A couple of weeks passed, and I went to the hospital for the pathway appointment, still convinced it was a cyst, after all I hadn’t felt unwell.  I feel fortunate as I was told there and then that I had cancer – no waiting or second guessing. My response was, “Ok, what are we going to do?” Whilst surprised with the diagnosis, I did feel in control as I was there because of my actions – checking those breasts.

So, what did ‘we do?’ In a nutshell I had lumpectomy surgery, Lymph node removal (yes it had spread, and I now have the joys of lymphoedema to contend with), chemotherapy and radiotherapy over approximately eight months, with ten years of endocrine therapy to follow; a tablet a day.

It wasn’t an easy road to travel – there were highs and lows, I was determined cancer wasn’t going to define me. I got through it with the support of family, friends, colleagues, and faith. And I mustn’t forget my patient oncologists who had to endure endless questions at every appointment – if I don’t know or understand I will ask and take notes!

Prior and during treatment I undertook a lot of research to ensure that the treatment was suited to me and my genetics. From my perspective, it’s not a one size fits all and I am not a number! I even challenged the hospital regarding wigs for black women who had lost their hair due to cancer – yes, they covered the cost of the wig from the supplier I wanted.

Surprisingly for me (a shy person), I joined a couple of groups, one of which I am still a member – Beyond Cancer. I am comfortable to talk about my cancer experiences with anyone (the compression sleeve I wear to manage my Lymphoedema is a great conversation opener). With a few colleagues who have also had breast cancer or were on their recovery journey, we established a peer support group. The group shares stories, raises funds, awareness and even compare scars.  Last year one of those colleagues lost her battle with cancer, proving the disease does not discriminate as she was just 30 years old.

Fear could have gripped me, but no that’s not for me – since being diagnosed I have taken up hiking and enjoy a good climb, completed couch to 5k a few times – more of a shuffle than a run, but I am doing it. I have lost three stone and I am currently learning to ski – not sure I will get past the beginner’s stage, but it’s fun.

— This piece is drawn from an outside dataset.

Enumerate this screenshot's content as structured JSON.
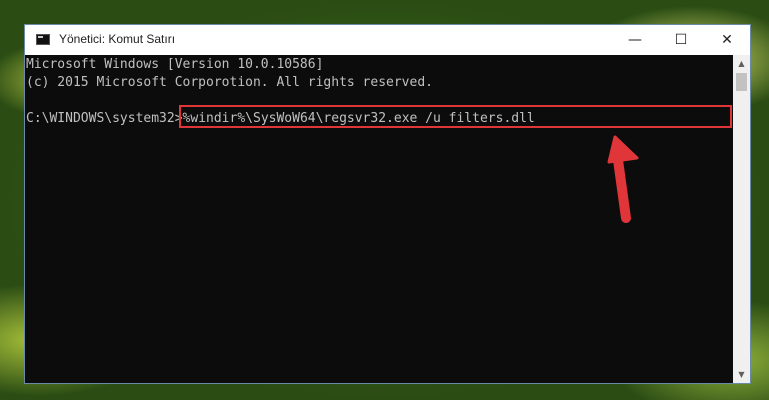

My celebration this week will be at Bibi’s, where I celebrated being told I was ‘cancer free’ five years ago.

I encourage all colleagues to check their breasts or pecs and if something doesn’t feel right call your GP.”